__HOW TO COMPLETE THIS TASK__
Every entry must be printed again exactly, with nothing left out.

__PROVIDED ENTRIES__
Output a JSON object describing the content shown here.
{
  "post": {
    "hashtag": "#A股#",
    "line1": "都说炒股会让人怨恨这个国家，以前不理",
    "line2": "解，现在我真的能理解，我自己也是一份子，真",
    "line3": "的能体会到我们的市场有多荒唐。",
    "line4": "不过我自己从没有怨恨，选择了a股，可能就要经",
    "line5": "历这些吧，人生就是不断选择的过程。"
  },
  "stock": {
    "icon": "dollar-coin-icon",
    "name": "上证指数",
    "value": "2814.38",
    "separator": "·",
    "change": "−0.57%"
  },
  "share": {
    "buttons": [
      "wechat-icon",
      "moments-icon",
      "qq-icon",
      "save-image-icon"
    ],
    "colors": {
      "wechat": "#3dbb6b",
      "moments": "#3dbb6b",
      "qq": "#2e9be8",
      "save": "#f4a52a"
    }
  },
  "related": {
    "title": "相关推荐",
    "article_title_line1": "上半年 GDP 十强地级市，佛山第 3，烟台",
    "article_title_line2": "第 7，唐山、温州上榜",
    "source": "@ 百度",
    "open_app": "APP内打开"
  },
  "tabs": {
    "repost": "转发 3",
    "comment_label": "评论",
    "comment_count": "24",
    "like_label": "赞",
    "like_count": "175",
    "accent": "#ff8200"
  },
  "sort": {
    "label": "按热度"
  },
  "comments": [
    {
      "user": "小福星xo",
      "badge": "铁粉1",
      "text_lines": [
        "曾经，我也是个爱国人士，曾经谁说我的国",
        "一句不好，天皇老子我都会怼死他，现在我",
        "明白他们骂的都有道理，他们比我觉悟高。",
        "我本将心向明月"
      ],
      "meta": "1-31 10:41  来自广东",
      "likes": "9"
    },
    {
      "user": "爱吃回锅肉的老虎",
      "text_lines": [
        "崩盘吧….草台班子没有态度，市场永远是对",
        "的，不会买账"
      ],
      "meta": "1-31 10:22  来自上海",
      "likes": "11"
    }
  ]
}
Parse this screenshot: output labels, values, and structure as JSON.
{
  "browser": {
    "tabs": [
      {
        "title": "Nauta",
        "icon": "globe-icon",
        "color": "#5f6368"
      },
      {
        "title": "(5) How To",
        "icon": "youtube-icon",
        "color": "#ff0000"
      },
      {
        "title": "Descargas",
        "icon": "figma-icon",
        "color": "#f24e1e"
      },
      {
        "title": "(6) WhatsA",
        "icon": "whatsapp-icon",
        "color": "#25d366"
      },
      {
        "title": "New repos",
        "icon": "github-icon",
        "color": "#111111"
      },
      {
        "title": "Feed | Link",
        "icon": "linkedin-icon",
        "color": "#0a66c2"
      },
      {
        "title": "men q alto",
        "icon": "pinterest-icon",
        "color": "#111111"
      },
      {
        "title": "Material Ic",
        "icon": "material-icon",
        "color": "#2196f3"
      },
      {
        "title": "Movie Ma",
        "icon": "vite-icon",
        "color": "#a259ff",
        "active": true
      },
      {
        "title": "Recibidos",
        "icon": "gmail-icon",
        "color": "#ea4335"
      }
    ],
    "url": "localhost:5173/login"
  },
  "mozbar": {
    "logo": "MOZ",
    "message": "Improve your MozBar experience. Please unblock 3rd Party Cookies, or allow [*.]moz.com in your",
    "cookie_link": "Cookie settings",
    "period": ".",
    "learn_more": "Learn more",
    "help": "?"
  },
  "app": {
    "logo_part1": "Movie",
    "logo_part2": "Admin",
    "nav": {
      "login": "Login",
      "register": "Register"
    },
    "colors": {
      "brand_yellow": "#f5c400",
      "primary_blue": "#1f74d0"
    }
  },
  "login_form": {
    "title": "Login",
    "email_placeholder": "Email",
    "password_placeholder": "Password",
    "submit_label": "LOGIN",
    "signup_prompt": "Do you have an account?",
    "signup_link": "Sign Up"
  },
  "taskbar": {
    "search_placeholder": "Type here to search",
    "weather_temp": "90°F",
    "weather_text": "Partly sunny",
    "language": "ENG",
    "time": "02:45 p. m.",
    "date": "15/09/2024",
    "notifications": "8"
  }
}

__REPLY TO THE TASK__
Output a JSON object describing the content shown here.
{
  "post": {
    "hashtag": "#A股#",
    "line1": "都说炒股会让人怨恨这个国家，以前不理",
    "line2": "解，现在我真的能理解，我自己也是一份子，真",
    "line3": "的能体会到我们的市场有多荒唐。",
    "line4": "不过我自己从没有怨恨，选择了a股，可能就要经",
    "line5": "历这些吧，人生就是不断选择的过程。"
  },
  "stock": {
    "icon": "dollar-coin-icon",
    "name": "上证指数",
    "value": "2814.38",
    "separator": "·",
    "change": "−0.57%"
  },
  "share": {
    "buttons": [
      "wechat-icon",
      "moments-icon",
      "qq-icon",
      "save-image-icon"
    ],
    "colors": {
      "wechat": "#3dbb6b",
      "moments": "#3dbb6b",
      "qq": "#2e9be8",
      "save": "#f4a52a"
    }
  },
  "related": {
    "title": "相关推荐",
    "article_title_line1": "上半年 GDP 十强地级市，佛山第 3，烟台",
    "article_title_line2": "第 7，唐山、温州上榜",
    "source": "@ 百度",
    "open_app": "APP内打开"
  },
  "tabs": {
    "repost": "转发 3",
    "comment_label": "评论",
    "comment_count": "24",
    "like_label": "赞",
    "like_count": "175",
    "accent": "#ff8200"
  },
  "sort": {
    "label": "按热度"
  },
  "comments": [
    {
      "user": "小福星xo",
      "badge": "铁粉1",
      "text_lines": [
        "曾经，我也是个爱国人士，曾经谁说我的国",
        "一句不好，天皇老子我都会怼死他，现在我",
        "明白他们骂的都有道理，他们比我觉悟高。",
        "我本将心向明月"
      ],
      "meta": "1-31 10:41  来自广东",
      "likes": "9"
    },
    {
      "user": "爱吃回锅肉的老虎",
      "text_lines": [
        "崩盘吧….草台班子没有态度，市场永远是对",
        "的，不会买账"
      ],
      "meta": "1-31 10:22  来自上海",
      "likes": "11"
    }
  ]
}
Parse this screenshot: output labels, values, and structure as JSON.
{
  "browser": {
    "tabs": [
      {
        "title": "Nauta",
        "icon": "globe-icon",
        "color": "#5f6368"
      },
      {
        "title": "(5) How To",
        "icon": "youtube-icon",
        "color": "#ff0000"
      },
      {
        "title": "Descargas",
        "icon": "figma-icon",
        "color": "#f24e1e"
      },
      {
        "title": "(6) WhatsA",
        "icon": "whatsapp-icon",
        "color": "#25d366"
      },
      {
        "title": "New repos",
        "icon": "github-icon",
        "color": "#111111"
      },
      {
        "title": "Feed | Link",
        "icon": "linkedin-icon",
        "color": "#0a66c2"
      },
      {
        "title": "men q alto",
        "icon": "pinterest-icon",
        "color": "#111111"
      },
      {
        "title": "Material Ic",
        "icon": "material-icon",
        "color": "#2196f3"
      },
      {
        "title": "Movie Ma",
        "icon": "vite-icon",
        "color": "#a259ff",
        "active": true
      },
      {
        "title": "Recibidos",
        "icon": "gmail-icon",
        "color": "#ea4335"
      }
    ],
    "url": "localhost:5173/login"
  },
  "mozbar": {
    "logo": "MOZ",
    "message": "Improve your MozBar experience. Please unblock 3rd Party Cookies, or allow [*.]moz.com in your",
    "cookie_link": "Cookie settings",
    "period": ".",
    "learn_more": "Learn more",
    "help": "?"
  },
  "app": {
    "logo_part1": "Movie",
    "logo_part2": "Admin",
    "nav": {
      "login": "Login",
      "register": "Register"
    },
    "colors": {
      "brand_yellow": "#f5c400",
      "primary_blue": "#1f74d0"
    }
  },
  "login_form": {
    "title": "Login",
    "email_placeholder": "Email",
    "password_placeholder": "Password",
    "submit_label": "LOGIN",
    "signup_prompt": "Do you have an account?",
    "signup_link": "Sign Up"
  },
  "taskbar": {
    "search_placeholder": "Type here to search",
    "weather_temp": "90°F",
    "weather_text": "Partly sunny",
    "language": "ENG",
    "time": "02:45 p. m.",
    "date": "15/09/2024",
    "notifications": "8"
  }
}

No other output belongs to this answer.